1. 1953 Mochet Micro Panel Truck
This tiny panel truck was built in France by George Mochet, the inventor of the recumbent bike. It’s powered by a 125cc motorcycle engine, which means that the new owner won’t be hauling anything much heavier than a couple of baguettes and a croissant or two. It sold for $30,000 at Barrett-Jackson.
2. 2005 Ford Excursion custom convertible
This was simply bizarre. A huge Excursion SUV with the top chopped off, no side windows, a rain top, giant lift and a huge rhino bar. Probably ideal for stalking and hunting the North American wooly mammoth – had that beast not gone extinct during the last ice age. Failing that most obvious use, we’re scratching our heads. $17,000 at Silver Auctions
3. 1957 BMW Isetta
The Isetta was built to give still relatively impoverished post-war West Germans something better than a scooter to get around in. Terribly cute and with a single door in front, BMW soon moved on to bigger and better things. But auction bidders almost always respond by opening their wallets when one of these egg-like oddities crosses the block. $34,000 at Gooding and Company

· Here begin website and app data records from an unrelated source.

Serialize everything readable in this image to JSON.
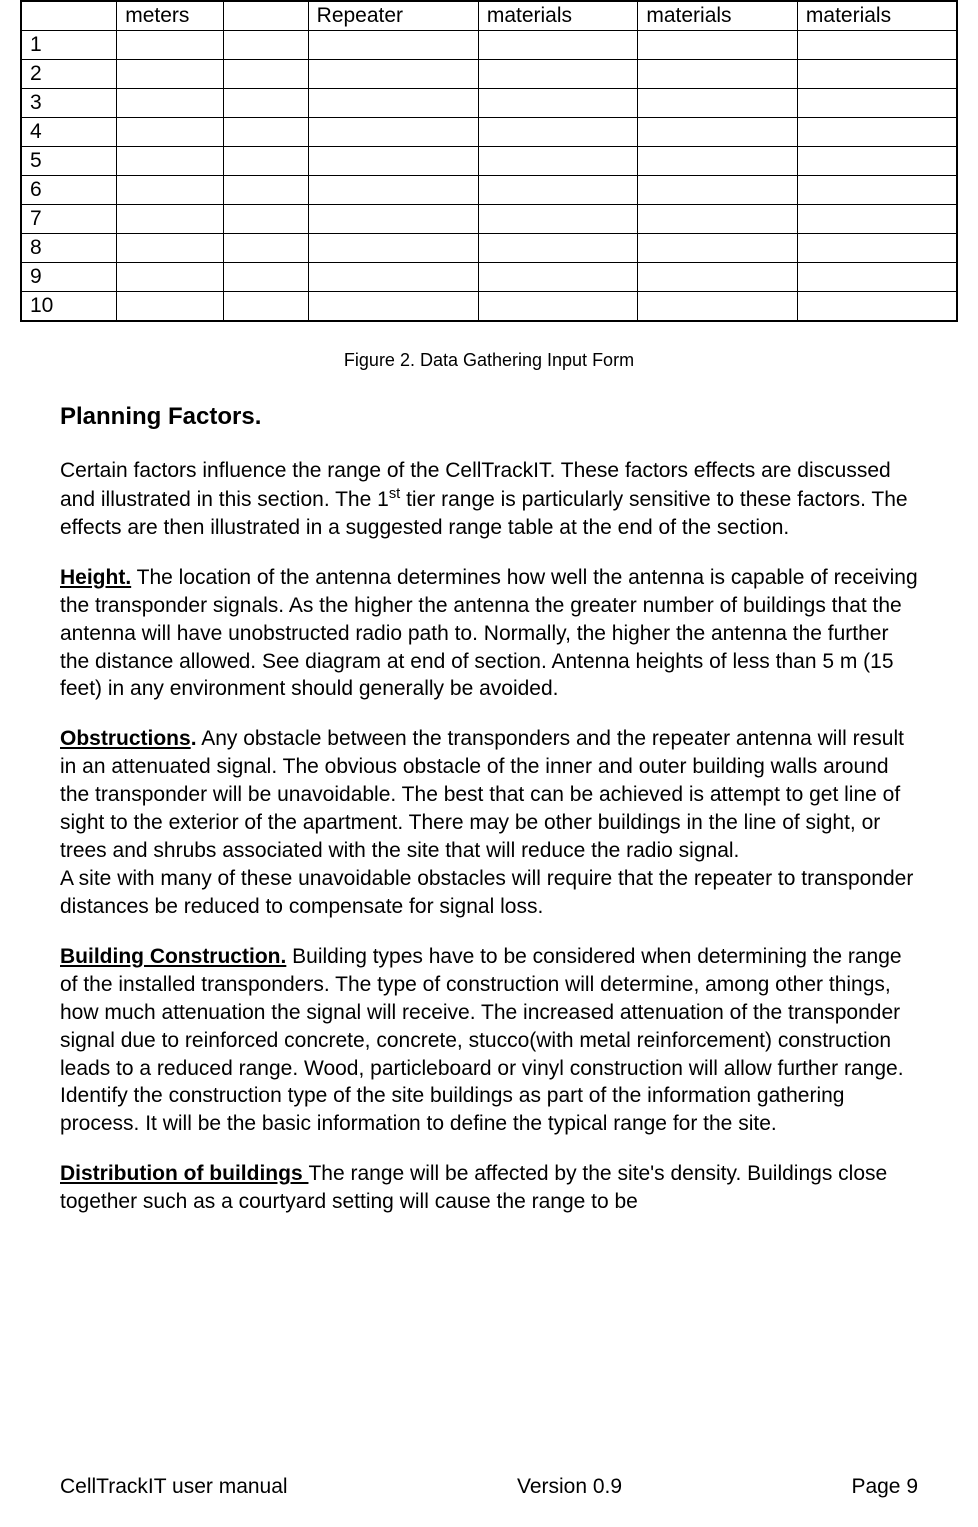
{
  "table": {
    "headers": [
      "",
      "meters",
      "",
      "Repeater",
      "materials",
      "materials",
      "materials"
    ],
    "rows": [
      "1",
      "2",
      "3",
      "4",
      "5",
      "6",
      "7",
      "8",
      "9",
      "10"
    ]
  },
  "caption": "Figure 2. Data Gathering Input Form",
  "heading": "Planning Factors.",
  "intro": "Certain factors influence the range of the CellTrackIT. These factors effects are discussed and illustrated in this section. The 1",
  "intro_sup": "st",
  "intro_after": " tier range is particularly sensitive to these factors. The effects are then illustrated in a suggested range table at the end of the section.",
  "height_label": "Height.",
  "height_text": "  The location of the antenna determines how well the antenna is capable of receiving the transponder signals. As the higher the antenna the greater number of buildings that the antenna will have unobstructed radio path to. Normally, the higher the antenna the further the distance allowed. See diagram at end of section. Antenna heights of less than 5 m (15 feet) in any environment should generally be avoided.",
  "obstructions_label": "Obstructions",
  "obstructions_dot": ".",
  "obstructions_text": " Any obstacle between the transponders and the repeater antenna will result in an attenuated signal.  The obvious obstacle of the inner and outer building walls around the transponder will be unavoidable. The best that can be achieved is attempt to get line of sight to the exterior of the apartment. There may be other buildings in the line of sight, or trees and shrubs associated with the site that will reduce the radio signal.",
  "obstructions_text2": " A site with many of these unavoidable obstacles will require that the repeater to transponder distances be reduced to compensate for signal loss.",
  "building_label": "Building Construction.",
  "building_text": "  Building types have to be considered when determining the range of the installed transponders. The type of construction will determine, among other things, how much attenuation the signal will receive. The increased attenuation of the transponder signal due to reinforced concrete, concrete, stucco(with metal reinforcement) construction leads to a reduced range.  Wood, particleboard or vinyl construction will allow further range.  Identify the construction type of the site buildings as part of the information gathering process.  It will be the basic information to define the typical range for the site.",
  "distribution_label": "Distribution of buildings ",
  "distribution_text": "The range will be affected by the site's density. Buildings close together such as a courtyard setting will cause the range to be",
  "footer": {
    "left": "CellTrackIT user manual",
    "center": "Version 0.9",
    "right": "Page 9"
  }
}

4. 1950 Crosley Hot Shot
The little Crosley Hot Shot was actually America’s first post-war sports car. Tiny in the extreme, it sported a tiny 44-cubic-inch four-cylinder engine with a block made not of cast iron but welded stamped tin. There’s a reason why you want things like anvils and engine blocks to be made out of the iron, as this hare-brained idea proved. Oddly enough, Hot Shots were driven by some wealthy (and apparently very eccentric) people like Nelson Rockefeller and Frank Lloyd Wright. This one sold for $24,000 at Barrett-Jackson.
5. 1983 Aston Martin Lagonda
An extremely odd-looking four-door sedan out of the box, when Lagondas broke they broke bad. Quad-cam Aston Martin V-8s aren’t easy to fix (and we’re guessing that something seriously let go on the inside of this one’s original engine), nor are the Pong-era digital gauges easy to deal with when they give the black screen of death. So why not make one of the world’s most unique customs? This one sported shiny chrome wheels, pearlescent white paint and a GM crate motor. $57,000 at Russo and Steele